Sample Ethics Paper on Community Treatment Orders(CTOs)

Community treatment orders (CTOs) refer to a treatment plan for people with
labels of having a spiritual crisis, emotional disorders, sad or low energy, or troubled.
CTO involves being treated outside of a psycho prison. People who have been placed
under CTO have a legal order to get treated for their labels at mandatory therapy sessions,
counseling, and emotional management classes (Gledhill, 2009). CTO patients have the
legal mandate to comply with everything that has been prescribed for them, failure to
which they can get incarcerated at a psycho prison CTO n to get the desired psychiatric
treatment.
Ethical issues are surrounding these orders are they impede an individual's civil
liberties and lack evidence to prove their success.
Community treatment orders do not result in decreased symptoms or low chances
of readmission. According to a study conducted by Kisely & Hall (2014), most CTO
orders are forceful, which reduces the willingness of a psychiatric survivor to be
cooperative. The patients are constantly faced with the threat of being incarcerated when
they fail to turn up for treatment sessions. These patients feel that their lives are
controlled. Some become rebellious to the treatments, which do not go well for them as
psychiatrists recognize this as a failure for the patient to be normal. Consequently, the
Community treatment orders fail to reduce symptoms in patients, their chances at
readmission, or positive social functioning. It leads to ethical concerns shrouding
Community treatment orders.
Community treatment orders have no evidence of being successful. According to
Burns & Dawson (2009), patients with labels of having problems in living are almost
always prescribed with community treatment orders. The two scholars argue that while

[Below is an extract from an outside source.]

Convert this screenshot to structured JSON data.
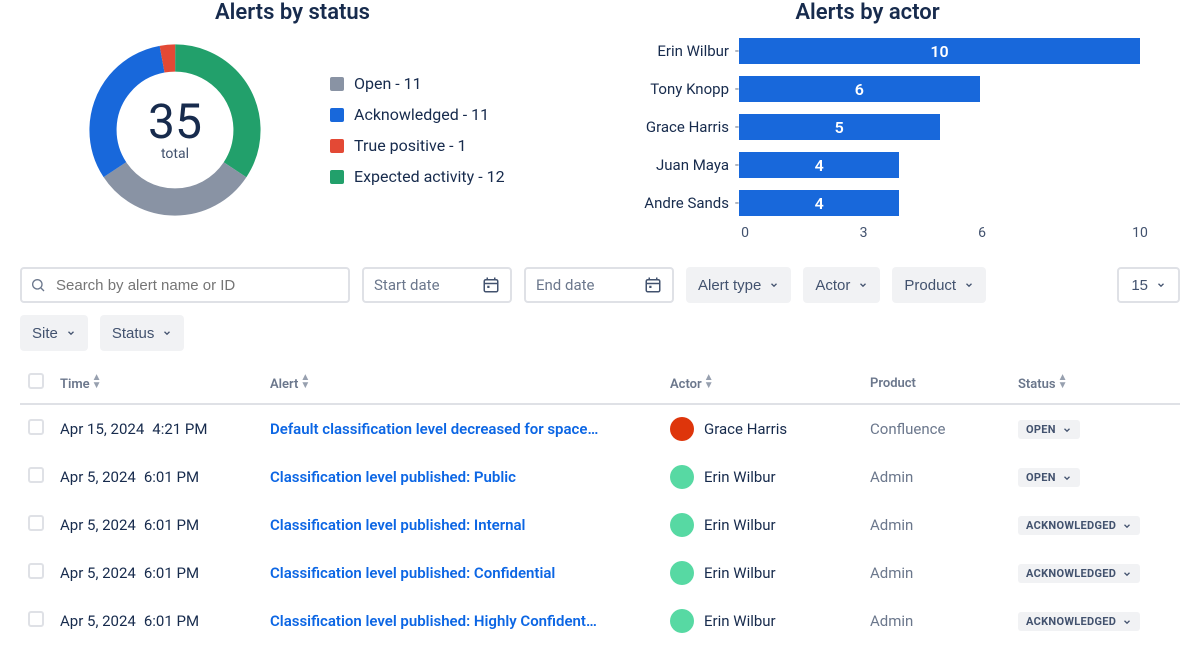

3
CTos is a feature of treatment for patients with disorders labels, this is a questionable
ethical decision. It owes to the lacking of evidence that proves that CTOs are successful
in treating the labels recognized. They argue that there is a responsibility to the relevant
stakeholders to conduct research demonstrating the success of CTOs. Thus, CTOs are
faced with the ethical concern of lacking evidence to prove that they are successful.
CTOs are shrouded in the question of their clinical success and impeding on the
civil liberties of persons. McIvor (1998) argues that there is insufficient literature to
show how CTOs operate and analyze their accomplishments. In addition, he claims that
CTos cannot be passed as ethical due to the numerous pieces of literature which show
that they impede on the liberties of citizens by compelling them to partake in treatments
that they may not be willing to. It is worsened by the fact that they are faced with threats
of psychiatric incarceration if they fail to show up for their treatment. McIvor concluded
that for CTOs to be rid of the ethical concerns surrounding them, they should have
research and literature proving that they are more than community outreach programs and
help people with mental disorder labels in ways that do not contradict their civil liberties.
Otherwise, alternatives to community treatment orders should have to be explored.
Lack of results from CTOs has been found to recur in many studies. In a survey
carried out by O'Reilly et al., the resulted from a randomized study of people with labels
of a severe mental disorder showed that there were no conclusive results of better social
functioning or improved quality of life of the CTO patients as compared to voluntary
patients who were in standard care. They concluded that a wide range of outcomes could
result from CTO, which may not be the desired outcome. This study further shows there
are ethical concerns regarding success rates in CTOs.

4
Community treatment orders are prevalent. It is despite lacking sufficient success
proof. The areas where troubled people are assigned to get treatment also treat people
who go there voluntarily. CTOs should not be abolished. However, there should be
research to help in ensuring that there are success stories for those who do not go out of
their own volition.

5

References

Burns, Tom & Dawson, John. (2009). Community treatment orders: How ethical without
experimental evidence?. Psychological medicine. Doi 39. 1583-
6..1017/S0033291709005352.
Gledhill, K. (2007). Community Treatment Orders. Journal of Mental Health Law ISSN
1466-2817. JMHL. Doi.149. 10.1916.211.
Kisely  S.R., Campbell  L.A., & O'Reilly  R. Compulsory community and involuntary
outpatient treatment for people with severe mental disorders. Cochrane Database
of Systematic Reviews 2017, Issue 3. Art. No.: CD004408. DOI:
10.1002/14651858.CD004408.pub5. Accessed 27 September 2021.
Kisely, S., & Hall, K. (2014). An Updated Meta-Analysis of Randomized Controlled
Evidence for the Effectiveness of Community Treatment Orders. The Canadian
Journal of Psychiatry. Doi 59(10), 561–564.
https://doi.org/10.1177/0706704371405901010
McIvor, R. (1998). The Community Treatment Order: Clinical and Ethical Issues.
Australian & New Zealand Journal of Psychiatry, 32(2), 223–228.
https://doi.org/10.3109/00048679809062732